◆ Your instructions ◆
The records that follow are to be reproduced exactly. Any pictures in them are left out.

Stored items from a collection

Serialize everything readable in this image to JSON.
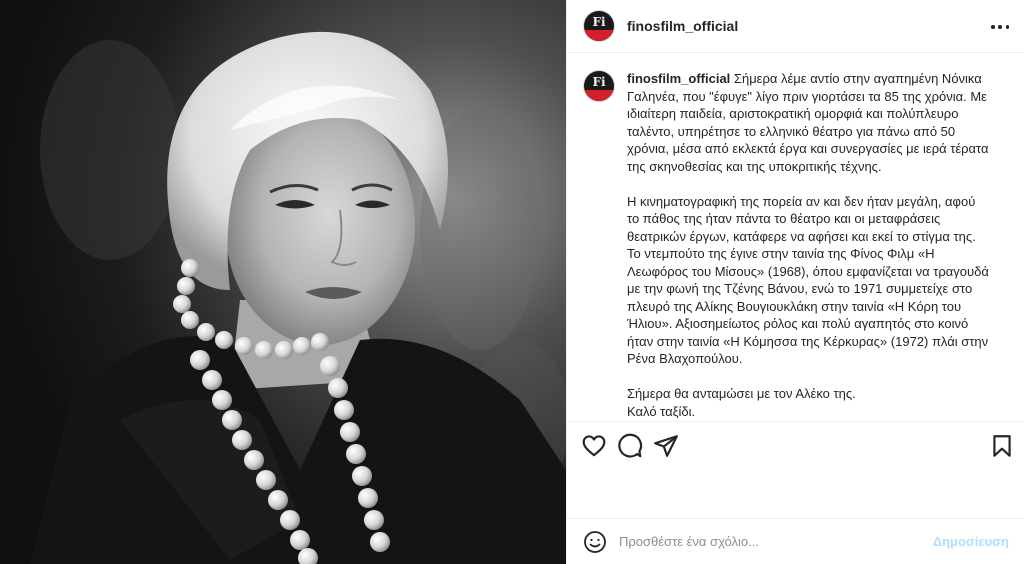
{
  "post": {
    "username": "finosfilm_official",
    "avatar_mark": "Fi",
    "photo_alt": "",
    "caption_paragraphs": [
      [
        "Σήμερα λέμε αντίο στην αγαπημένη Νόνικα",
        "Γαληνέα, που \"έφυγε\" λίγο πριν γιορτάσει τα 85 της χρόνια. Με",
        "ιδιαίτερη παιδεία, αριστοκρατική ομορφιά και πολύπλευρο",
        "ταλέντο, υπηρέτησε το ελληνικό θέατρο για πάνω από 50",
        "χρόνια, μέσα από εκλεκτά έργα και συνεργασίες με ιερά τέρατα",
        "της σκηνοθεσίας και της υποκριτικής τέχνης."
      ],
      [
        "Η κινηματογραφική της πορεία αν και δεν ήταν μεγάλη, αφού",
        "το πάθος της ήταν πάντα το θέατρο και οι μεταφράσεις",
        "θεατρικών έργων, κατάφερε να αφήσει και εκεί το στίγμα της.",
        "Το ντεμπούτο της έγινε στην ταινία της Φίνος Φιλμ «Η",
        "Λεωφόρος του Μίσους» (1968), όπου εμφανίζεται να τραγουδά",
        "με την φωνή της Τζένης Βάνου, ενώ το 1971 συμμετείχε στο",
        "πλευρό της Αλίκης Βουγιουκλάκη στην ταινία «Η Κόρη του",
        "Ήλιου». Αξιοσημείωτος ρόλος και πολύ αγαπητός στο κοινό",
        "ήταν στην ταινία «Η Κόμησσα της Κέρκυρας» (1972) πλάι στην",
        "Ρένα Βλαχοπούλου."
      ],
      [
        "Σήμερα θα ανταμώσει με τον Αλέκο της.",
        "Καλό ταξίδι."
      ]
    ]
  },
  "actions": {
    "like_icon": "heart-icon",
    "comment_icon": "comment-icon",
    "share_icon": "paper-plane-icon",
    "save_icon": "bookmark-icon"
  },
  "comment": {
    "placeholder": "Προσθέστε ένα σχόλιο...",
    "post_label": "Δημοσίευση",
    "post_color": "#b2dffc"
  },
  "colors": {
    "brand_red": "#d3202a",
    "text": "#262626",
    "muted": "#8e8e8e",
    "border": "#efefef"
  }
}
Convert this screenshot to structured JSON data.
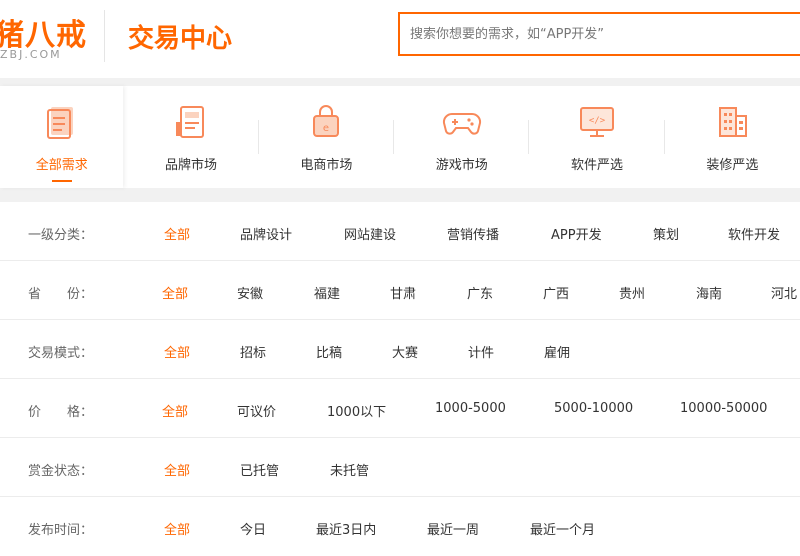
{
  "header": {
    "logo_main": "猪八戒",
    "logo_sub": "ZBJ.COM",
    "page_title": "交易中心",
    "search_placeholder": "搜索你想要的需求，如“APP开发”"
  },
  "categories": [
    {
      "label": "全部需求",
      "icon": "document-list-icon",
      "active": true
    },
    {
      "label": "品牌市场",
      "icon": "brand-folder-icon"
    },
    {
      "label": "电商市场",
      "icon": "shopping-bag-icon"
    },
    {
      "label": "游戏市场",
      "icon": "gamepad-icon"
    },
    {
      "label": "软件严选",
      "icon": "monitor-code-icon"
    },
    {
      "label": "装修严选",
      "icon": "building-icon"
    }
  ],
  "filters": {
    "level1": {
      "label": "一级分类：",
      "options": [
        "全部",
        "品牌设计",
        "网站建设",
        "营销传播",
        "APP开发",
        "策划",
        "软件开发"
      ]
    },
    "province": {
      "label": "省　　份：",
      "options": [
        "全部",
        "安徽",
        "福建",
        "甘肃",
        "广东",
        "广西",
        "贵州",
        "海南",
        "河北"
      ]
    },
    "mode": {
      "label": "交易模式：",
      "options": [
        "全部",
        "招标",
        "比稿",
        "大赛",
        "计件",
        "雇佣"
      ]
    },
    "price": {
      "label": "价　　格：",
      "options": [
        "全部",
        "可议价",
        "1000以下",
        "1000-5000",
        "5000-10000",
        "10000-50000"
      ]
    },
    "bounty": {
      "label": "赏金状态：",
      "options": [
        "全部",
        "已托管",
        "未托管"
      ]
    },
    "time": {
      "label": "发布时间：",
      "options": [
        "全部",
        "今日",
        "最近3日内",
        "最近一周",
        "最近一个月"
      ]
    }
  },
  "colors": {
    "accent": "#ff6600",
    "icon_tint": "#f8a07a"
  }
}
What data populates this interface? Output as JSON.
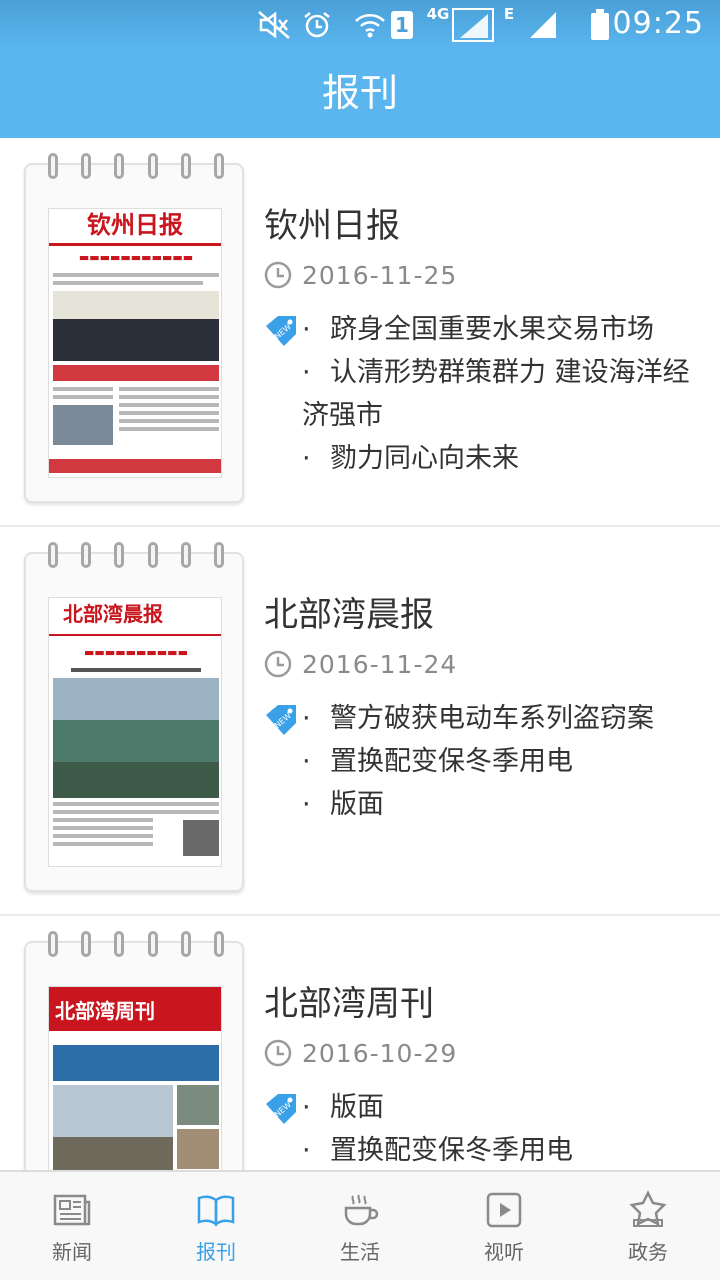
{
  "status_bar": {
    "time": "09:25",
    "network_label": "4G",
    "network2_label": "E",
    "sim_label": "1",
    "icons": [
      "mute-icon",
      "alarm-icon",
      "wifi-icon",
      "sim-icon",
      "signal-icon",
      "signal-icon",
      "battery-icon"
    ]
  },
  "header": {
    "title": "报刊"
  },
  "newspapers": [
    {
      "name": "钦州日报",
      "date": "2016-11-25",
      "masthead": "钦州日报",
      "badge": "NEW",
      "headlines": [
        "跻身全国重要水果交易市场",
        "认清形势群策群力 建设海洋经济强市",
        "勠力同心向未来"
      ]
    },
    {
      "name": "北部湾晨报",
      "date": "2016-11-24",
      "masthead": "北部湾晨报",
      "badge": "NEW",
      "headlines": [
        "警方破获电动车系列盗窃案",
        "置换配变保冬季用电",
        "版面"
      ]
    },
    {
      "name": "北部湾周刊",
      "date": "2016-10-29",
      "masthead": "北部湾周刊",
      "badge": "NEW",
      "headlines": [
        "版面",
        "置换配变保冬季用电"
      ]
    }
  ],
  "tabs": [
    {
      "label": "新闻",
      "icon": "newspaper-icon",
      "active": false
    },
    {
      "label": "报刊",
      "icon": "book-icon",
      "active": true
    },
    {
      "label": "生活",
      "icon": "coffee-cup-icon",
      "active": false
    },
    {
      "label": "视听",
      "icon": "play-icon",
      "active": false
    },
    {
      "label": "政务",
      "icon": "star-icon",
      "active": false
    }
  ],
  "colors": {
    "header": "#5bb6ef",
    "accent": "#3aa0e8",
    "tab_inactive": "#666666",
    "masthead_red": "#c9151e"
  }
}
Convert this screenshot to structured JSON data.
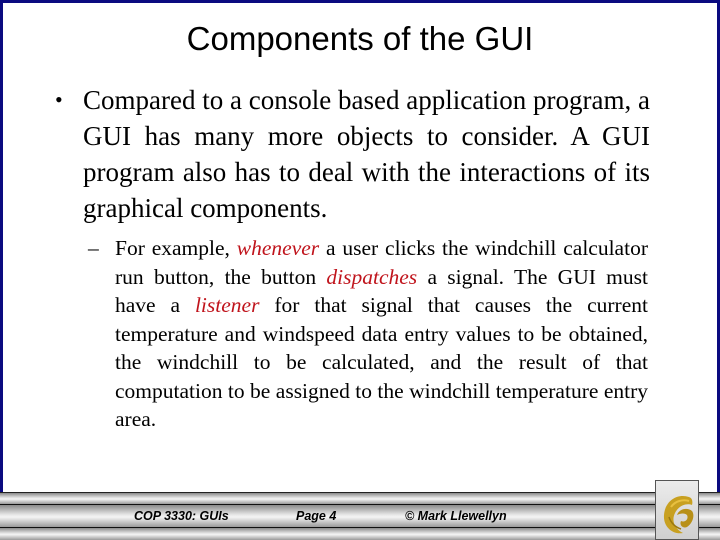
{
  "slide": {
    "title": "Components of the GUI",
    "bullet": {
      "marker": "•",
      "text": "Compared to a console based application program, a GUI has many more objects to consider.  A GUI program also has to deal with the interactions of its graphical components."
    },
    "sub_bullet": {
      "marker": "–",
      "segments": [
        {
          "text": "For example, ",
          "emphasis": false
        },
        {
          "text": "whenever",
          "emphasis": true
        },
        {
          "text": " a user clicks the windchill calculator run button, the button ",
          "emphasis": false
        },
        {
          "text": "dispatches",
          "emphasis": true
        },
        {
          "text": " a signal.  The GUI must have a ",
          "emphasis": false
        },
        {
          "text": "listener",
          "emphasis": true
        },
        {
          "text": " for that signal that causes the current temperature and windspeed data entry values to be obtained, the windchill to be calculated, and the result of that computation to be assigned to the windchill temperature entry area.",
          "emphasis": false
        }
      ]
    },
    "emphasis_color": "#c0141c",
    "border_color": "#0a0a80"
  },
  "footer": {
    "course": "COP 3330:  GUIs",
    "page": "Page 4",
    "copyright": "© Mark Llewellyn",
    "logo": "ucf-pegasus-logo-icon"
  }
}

◆ Answer for the task ◆
Serialize everything readable in this image to JSON.
{
  "post": {
    "username": "finosfilm_official",
    "avatar_mark": "Fi",
    "photo_alt": "",
    "caption_paragraphs": [
      [
        "Σήμερα λέμε αντίο στην αγαπημένη Νόνικα",
        "Γαληνέα, που \"έφυγε\" λίγο πριν γιορτάσει τα 85 της χρόνια. Με",
        "ιδιαίτερη παιδεία, αριστοκρατική ομορφιά και πολύπλευρο",
        "ταλέντο, υπηρέτησε το ελληνικό θέατρο για πάνω από 50",
        "χρόνια, μέσα από εκλεκτά έργα και συνεργασίες με ιερά τέρατα",
        "της σκηνοθεσίας και της υποκριτικής τέχνης."
      ],
      [
        "Η κινηματογραφική της πορεία αν και δεν ήταν μεγάλη, αφού",
        "το πάθος της ήταν πάντα το θέατρο και οι μεταφράσεις",
        "θεατρικών έργων, κατάφερε να αφήσει και εκεί το στίγμα της.",
        "Το ντεμπούτο της έγινε στην ταινία της Φίνος Φιλμ «Η",
        "Λεωφόρος του Μίσους» (1968), όπου εμφανίζεται να τραγουδά",
        "με την φωνή της Τζένης Βάνου, ενώ το 1971 συμμετείχε στο",
        "πλευρό της Αλίκης Βουγιουκλάκη στην ταινία «Η Κόρη του",
        "Ήλιου». Αξιοσημείωτος ρόλος και πολύ αγαπητός στο κοινό",
        "ήταν στην ταινία «Η Κόμησσα της Κέρκυρας» (1972) πλάι στην",
        "Ρένα Βλαχοπούλου."
      ],
      [
        "Σήμερα θα ανταμώσει με τον Αλέκο της.",
        "Καλό ταξίδι."
      ]
    ]
  },
  "actions": {
    "like_icon": "heart-icon",
    "comment_icon": "comment-icon",
    "share_icon": "paper-plane-icon",
    "save_icon": "bookmark-icon"
  },
  "comment": {
    "placeholder": "Προσθέστε ένα σχόλιο...",
    "post_label": "Δημοσίευση",
    "post_color": "#b2dffc"
  },
  "colors": {
    "brand_red": "#d3202a",
    "text": "#262626",
    "muted": "#8e8e8e",
    "border": "#efefef"
  }
}
Convert this screenshot to structured JSON data.
{
  "header": {
    "logo_main": "猪八戒",
    "logo_sub": "ZBJ.COM",
    "page_title": "交易中心",
    "search_placeholder": "搜索你想要的需求，如“APP开发”"
  },
  "categories": [
    {
      "label": "全部需求",
      "icon": "document-list-icon",
      "active": true
    },
    {
      "label": "品牌市场",
      "icon": "brand-folder-icon"
    },
    {
      "label": "电商市场",
      "icon": "shopping-bag-icon"
    },
    {
      "label": "游戏市场",
      "icon": "gamepad-icon"
    },
    {
      "label": "软件严选",
      "icon": "monitor-code-icon"
    },
    {
      "label": "装修严选",
      "icon": "building-icon"
    }
  ],
  "filters": {
    "level1": {
      "label": "一级分类：",
      "options": [
        "全部",
        "品牌设计",
        "网站建设",
        "营销传播",
        "APP开发",
        "策划",
        "软件开发"
      ]
    },
    "province": {
      "label": "省　　份：",
      "options": [
        "全部",
        "安徽",
        "福建",
        "甘肃",
        "广东",
        "广西",
        "贵州",
        "海南",
        "河北"
      ]
    },
    "mode": {
      "label": "交易模式：",
      "options": [
        "全部",
        "招标",
        "比稿",
        "大赛",
        "计件",
        "雇佣"
      ]
    },
    "price": {
      "label": "价　　格：",
      "options": [
        "全部",
        "可议价",
        "1000以下",
        "1000-5000",
        "5000-10000",
        "10000-50000"
      ]
    },
    "bounty": {
      "label": "赏金状态：",
      "options": [
        "全部",
        "已托管",
        "未托管"
      ]
    },
    "time": {
      "label": "发布时间：",
      "options": [
        "全部",
        "今日",
        "最近3日内",
        "最近一周",
        "最近一个月"
      ]
    }
  },
  "colors": {
    "accent": "#ff6600",
    "icon_tint": "#f8a07a"
  }
}
What data populates this interface? Output as JSON.
{
  "status_bar": {
    "time": "09:25",
    "network_label": "4G",
    "network2_label": "E",
    "sim_label": "1",
    "icons": [
      "mute-icon",
      "alarm-icon",
      "wifi-icon",
      "sim-icon",
      "signal-icon",
      "signal-icon",
      "battery-icon"
    ]
  },
  "header": {
    "title": "报刊"
  },
  "newspapers": [
    {
      "name": "钦州日报",
      "date": "2016-11-25",
      "masthead": "钦州日报",
      "badge": "NEW",
      "headlines": [
        "跻身全国重要水果交易市场",
        "认清形势群策群力 建设海洋经济强市",
        "勠力同心向未来"
      ]
    },
    {
      "name": "北部湾晨报",
      "date": "2016-11-24",
      "masthead": "北部湾晨报",
      "badge": "NEW",
      "headlines": [
        "警方破获电动车系列盗窃案",
        "置换配变保冬季用电",
        "版面"
      ]
    },
    {
      "name": "北部湾周刊",
      "date": "2016-10-29",
      "masthead": "北部湾周刊",
      "badge": "NEW",
      "headlines": [
        "版面",
        "置换配变保冬季用电"
      ]
    }
  ],
  "tabs": [
    {
      "label": "新闻",
      "icon": "newspaper-icon",
      "active": false
    },
    {
      "label": "报刊",
      "icon": "book-icon",
      "active": true
    },
    {
      "label": "生活",
      "icon": "coffee-cup-icon",
      "active": false
    },
    {
      "label": "视听",
      "icon": "play-icon",
      "active": false
    },
    {
      "label": "政务",
      "icon": "star-icon",
      "active": false
    }
  ],
  "colors": {
    "header": "#5bb6ef",
    "accent": "#3aa0e8",
    "tab_inactive": "#666666",
    "masthead_red": "#c9151e"
  }
}
Convert this screenshot to structured JSON data.
{
  "slide": {
    "title": "Components of the GUI",
    "bullet": {
      "marker": "•",
      "text": "Compared to a console based application program, a GUI has many more objects to consider.  A GUI program also has to deal with the interactions of its graphical components."
    },
    "sub_bullet": {
      "marker": "–",
      "segments": [
        {
          "text": "For example, ",
          "emphasis": false
        },
        {
          "text": "whenever",
          "emphasis": true
        },
        {
          "text": " a user clicks the windchill calculator run button, the button ",
          "emphasis": false
        },
        {
          "text": "dispatches",
          "emphasis": true
        },
        {
          "text": " a signal.  The GUI must have a ",
          "emphasis": false
        },
        {
          "text": "listener",
          "emphasis": true
        },
        {
          "text": " for that signal that causes the current temperature and windspeed data entry values to be obtained, the windchill to be calculated, and the result of that computation to be assigned to the windchill temperature entry area.",
          "emphasis": false
        }
      ]
    },
    "emphasis_color": "#c0141c",
    "border_color": "#0a0a80"
  },
  "footer": {
    "course": "COP 3330:  GUIs",
    "page": "Page 4",
    "copyright": "© Mark Llewellyn",
    "logo": "ucf-pegasus-logo-icon"
  }
}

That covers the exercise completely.